What I like most about using these three formats is the slow, methodical process you need to have to make the most of the immense resolution and control that you have with them. I have, on occasion, set up, composed, focused, metered and taken a shot in 2 minutes flat. Still, it's the images where you can step back and contemplate about how each element affects the image that makes large-format so rewarding.

I also love how a sizeable wooden camera makes people come up to you and chat; it relaxes your subject and creates a conversation topic. With a DSLR pointed at your subject's face they become intimidated and freeze up, a large format camera has the opposite effect. Walking them through what you’re doing gains you respect as a photographer, not just someone who merely pushes a button.

The majority of large-format photographs I take are of beautiful vistas, the sort of thing that you would glance at on a wall painting or calendar then forget about. I wanted to start a project that would get me out of this rut and my comfort zone as a photographer. I tried to take images which showed narrative and character. I spent some time researching different photographers.

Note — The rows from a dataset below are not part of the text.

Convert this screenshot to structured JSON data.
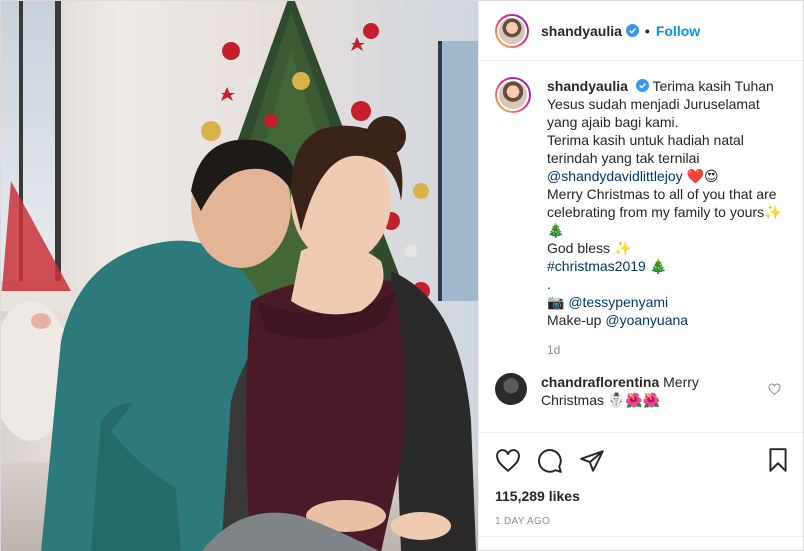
{
  "header": {
    "username": "shandyaulia",
    "separator": "•",
    "follow_label": "Follow"
  },
  "caption": {
    "username": "shandyaulia",
    "line1": "Terima kasih Tuhan Yesus sudah menjadi Juruselamat yang ajaib bagi kami.",
    "line2": "Terima kasih untuk hadiah natal terindah yang tak ternilai",
    "mention1": "@shandydavidlittlejoy",
    "emoji1": "❤️😍",
    "line3": "Merry Christmas to all of you that are celebrating from my family to yours",
    "emoji2": "✨🎄",
    "line4": "God bless",
    "emoji3": "✨",
    "hashtag": "#christmas2019",
    "emoji4": "🎄",
    "dot": ".",
    "camera": "📷",
    "mention2": "@tessypenyami",
    "makeup_label": "Make-up",
    "mention3": "@yoanyuana",
    "time": "1d"
  },
  "comment": {
    "username": "chandraflorentina",
    "text": "Merry Christmas",
    "emoji": "☃️🌺🌺"
  },
  "likes": "115,289 likes",
  "posted": "1 DAY AGO",
  "colors": {
    "link": "#0095f6",
    "mention": "#00376b",
    "muted": "#8e8e8e",
    "verified": "#3897f0"
  }
}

Finding the right subject matter took a long time; I wanted to photograph people who are often overlooked or taken for granted.

I get very anxious talking to people I don’t know, so starting a portrait/documentary project was a big personal challenge for me. In documentary photography, you have less creative licence than you would with fashion photography, for example.

If you can shoot on a fully manual 35mm camera like a Nikon D5 or a manual medium format camera like a Mamiya RZ67 Pro II, then you can shoot on large format. When I first started, I made the mistake of thinking every image needed some movements. When you’re just beginning, I’d suggest you ignore movements and the camera up before shooting. If you can find someone who knows how to shoot large-format already then ask them to show you in person how everything works from film loading to cocking the shutter and setting apertures. If you are around or close to London, you can contact me, and I can show you the ropes. It’s always a lot easier to understand when someone is offering you physically. Learn and have fun, and remember that large format films are expensive.

Posted in Environment, Photography, Nature and tagged nature.